▸ Problem
From the records below, state how many lines hold the string "image", without any other text.

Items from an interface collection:
------------------------------------------------

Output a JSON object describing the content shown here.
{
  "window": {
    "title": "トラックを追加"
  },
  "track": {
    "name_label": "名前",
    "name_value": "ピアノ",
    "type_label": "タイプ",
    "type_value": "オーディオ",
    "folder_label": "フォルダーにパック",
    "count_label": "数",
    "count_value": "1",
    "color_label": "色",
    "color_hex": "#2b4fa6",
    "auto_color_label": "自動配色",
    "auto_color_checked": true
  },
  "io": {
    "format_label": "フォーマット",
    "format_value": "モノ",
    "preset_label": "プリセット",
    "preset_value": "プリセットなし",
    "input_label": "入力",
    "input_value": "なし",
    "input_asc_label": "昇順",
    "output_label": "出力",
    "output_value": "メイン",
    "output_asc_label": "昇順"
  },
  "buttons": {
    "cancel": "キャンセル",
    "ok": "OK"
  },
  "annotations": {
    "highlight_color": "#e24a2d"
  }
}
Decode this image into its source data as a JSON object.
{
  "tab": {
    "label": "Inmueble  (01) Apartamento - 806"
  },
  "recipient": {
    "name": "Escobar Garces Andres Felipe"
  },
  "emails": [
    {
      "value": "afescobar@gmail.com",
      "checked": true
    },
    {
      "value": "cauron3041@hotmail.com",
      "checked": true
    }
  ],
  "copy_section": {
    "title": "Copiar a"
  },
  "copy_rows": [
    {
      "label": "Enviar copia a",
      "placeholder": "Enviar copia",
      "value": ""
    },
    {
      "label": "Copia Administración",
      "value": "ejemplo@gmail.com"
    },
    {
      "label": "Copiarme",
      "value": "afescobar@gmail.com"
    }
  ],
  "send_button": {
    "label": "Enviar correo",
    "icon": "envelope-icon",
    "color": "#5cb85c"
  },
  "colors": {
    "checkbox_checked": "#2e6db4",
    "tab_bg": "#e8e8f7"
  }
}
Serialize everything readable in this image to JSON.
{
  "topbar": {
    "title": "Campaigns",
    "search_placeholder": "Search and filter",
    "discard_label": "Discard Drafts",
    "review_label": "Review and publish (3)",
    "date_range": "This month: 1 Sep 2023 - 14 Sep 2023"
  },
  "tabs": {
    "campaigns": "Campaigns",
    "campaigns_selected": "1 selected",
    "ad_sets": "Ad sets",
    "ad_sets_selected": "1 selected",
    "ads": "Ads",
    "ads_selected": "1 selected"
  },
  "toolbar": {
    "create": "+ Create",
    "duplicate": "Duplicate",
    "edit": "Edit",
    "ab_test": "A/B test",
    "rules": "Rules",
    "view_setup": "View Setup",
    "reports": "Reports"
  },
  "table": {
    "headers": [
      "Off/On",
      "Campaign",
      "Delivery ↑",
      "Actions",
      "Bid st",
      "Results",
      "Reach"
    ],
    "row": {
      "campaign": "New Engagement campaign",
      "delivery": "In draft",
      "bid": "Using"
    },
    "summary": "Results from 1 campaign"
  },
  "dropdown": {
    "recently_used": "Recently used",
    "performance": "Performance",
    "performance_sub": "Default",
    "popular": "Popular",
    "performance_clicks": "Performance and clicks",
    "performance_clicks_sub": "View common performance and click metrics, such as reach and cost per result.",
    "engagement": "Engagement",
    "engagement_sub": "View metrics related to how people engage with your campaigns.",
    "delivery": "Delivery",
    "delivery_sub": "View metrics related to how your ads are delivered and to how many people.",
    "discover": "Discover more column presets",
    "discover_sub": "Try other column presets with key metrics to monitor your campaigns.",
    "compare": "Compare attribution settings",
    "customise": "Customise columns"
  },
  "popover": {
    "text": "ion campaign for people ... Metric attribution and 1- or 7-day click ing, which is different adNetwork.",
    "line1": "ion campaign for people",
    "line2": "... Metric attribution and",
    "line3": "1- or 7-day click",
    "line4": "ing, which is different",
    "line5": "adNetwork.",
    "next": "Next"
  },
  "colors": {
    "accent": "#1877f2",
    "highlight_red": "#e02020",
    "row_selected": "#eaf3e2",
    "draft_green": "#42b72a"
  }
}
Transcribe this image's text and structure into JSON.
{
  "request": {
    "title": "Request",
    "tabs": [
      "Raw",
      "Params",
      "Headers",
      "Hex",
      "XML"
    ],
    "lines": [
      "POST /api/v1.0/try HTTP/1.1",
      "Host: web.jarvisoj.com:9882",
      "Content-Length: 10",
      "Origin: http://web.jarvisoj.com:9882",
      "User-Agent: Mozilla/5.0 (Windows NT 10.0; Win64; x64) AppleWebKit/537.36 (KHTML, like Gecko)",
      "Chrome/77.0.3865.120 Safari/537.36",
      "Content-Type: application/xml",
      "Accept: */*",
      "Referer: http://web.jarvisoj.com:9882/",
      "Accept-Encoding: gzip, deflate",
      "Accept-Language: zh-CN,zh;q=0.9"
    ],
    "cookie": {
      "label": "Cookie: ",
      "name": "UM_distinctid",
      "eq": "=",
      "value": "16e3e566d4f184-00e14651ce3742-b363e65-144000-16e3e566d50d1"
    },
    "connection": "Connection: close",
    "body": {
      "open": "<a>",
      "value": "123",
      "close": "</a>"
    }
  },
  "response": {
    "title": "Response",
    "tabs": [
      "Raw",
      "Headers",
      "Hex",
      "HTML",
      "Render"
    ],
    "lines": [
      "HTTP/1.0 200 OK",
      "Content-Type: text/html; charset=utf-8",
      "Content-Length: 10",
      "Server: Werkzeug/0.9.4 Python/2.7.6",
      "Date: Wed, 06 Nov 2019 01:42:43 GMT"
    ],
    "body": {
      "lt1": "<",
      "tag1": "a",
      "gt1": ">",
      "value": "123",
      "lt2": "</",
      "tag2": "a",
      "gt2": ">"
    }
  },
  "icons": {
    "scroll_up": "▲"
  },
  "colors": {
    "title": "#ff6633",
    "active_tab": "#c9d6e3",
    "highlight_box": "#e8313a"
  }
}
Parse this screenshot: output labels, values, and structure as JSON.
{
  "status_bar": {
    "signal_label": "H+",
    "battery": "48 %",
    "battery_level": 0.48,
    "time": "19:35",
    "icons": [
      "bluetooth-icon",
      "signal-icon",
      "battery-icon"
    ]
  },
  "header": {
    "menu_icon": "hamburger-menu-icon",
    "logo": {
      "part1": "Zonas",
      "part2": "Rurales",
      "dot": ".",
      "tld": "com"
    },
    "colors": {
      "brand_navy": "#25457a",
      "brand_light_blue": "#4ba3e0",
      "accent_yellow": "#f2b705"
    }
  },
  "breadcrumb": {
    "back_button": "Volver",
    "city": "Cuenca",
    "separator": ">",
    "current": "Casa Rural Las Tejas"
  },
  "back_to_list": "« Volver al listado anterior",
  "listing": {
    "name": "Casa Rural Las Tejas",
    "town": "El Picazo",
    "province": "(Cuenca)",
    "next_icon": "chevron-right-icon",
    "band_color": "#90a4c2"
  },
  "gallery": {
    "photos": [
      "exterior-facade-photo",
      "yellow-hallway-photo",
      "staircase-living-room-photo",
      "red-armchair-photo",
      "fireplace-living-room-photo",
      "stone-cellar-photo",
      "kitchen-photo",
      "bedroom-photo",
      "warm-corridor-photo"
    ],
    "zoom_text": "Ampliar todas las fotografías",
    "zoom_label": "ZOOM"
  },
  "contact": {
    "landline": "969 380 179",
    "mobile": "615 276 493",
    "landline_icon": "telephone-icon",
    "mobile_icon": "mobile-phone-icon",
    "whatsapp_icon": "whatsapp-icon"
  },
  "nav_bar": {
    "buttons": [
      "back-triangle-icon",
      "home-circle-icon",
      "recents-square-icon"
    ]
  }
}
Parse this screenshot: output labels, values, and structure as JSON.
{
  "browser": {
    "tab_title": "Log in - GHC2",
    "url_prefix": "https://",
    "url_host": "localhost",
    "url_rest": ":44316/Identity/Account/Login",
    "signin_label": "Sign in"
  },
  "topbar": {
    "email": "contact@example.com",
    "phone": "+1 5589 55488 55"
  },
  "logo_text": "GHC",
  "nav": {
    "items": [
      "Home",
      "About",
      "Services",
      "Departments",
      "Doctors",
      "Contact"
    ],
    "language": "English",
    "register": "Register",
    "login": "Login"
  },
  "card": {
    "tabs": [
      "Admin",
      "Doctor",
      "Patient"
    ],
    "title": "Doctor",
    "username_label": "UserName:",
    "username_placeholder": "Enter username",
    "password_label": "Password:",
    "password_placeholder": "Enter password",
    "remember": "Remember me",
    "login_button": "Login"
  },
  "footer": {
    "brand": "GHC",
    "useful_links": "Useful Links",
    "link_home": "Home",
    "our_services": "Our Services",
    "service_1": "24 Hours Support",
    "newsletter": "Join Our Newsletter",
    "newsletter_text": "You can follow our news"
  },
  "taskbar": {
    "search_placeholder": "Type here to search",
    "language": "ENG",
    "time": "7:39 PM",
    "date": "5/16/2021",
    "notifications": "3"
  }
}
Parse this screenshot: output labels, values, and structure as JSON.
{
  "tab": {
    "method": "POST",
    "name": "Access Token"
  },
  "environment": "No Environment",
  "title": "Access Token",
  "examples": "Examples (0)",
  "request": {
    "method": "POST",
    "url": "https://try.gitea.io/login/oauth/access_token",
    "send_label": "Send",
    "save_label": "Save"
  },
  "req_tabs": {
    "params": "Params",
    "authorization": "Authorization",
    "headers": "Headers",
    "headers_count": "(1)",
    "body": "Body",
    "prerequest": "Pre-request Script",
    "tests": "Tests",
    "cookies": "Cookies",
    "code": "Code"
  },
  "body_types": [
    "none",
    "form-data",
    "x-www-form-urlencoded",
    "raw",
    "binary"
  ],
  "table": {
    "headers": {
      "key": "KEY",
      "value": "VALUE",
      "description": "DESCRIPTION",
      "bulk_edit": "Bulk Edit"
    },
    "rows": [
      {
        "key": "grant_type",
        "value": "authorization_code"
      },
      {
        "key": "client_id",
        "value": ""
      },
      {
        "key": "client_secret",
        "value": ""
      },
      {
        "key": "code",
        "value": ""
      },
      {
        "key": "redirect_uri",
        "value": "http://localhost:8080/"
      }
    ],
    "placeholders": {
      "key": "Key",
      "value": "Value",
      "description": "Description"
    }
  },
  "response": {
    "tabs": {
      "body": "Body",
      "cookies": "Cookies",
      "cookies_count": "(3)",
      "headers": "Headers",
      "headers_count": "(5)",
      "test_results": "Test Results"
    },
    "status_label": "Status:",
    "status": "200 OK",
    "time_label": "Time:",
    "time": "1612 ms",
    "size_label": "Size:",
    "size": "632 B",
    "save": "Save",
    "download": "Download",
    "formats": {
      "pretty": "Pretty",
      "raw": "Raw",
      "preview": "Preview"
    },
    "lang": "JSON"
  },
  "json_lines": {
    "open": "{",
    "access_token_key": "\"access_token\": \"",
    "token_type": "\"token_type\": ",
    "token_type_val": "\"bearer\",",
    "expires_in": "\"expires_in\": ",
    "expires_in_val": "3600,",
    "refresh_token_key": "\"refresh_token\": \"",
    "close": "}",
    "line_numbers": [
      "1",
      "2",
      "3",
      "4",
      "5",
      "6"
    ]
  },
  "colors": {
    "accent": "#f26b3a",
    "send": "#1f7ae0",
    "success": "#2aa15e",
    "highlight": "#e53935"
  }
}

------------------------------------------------

▸ Exercise response
3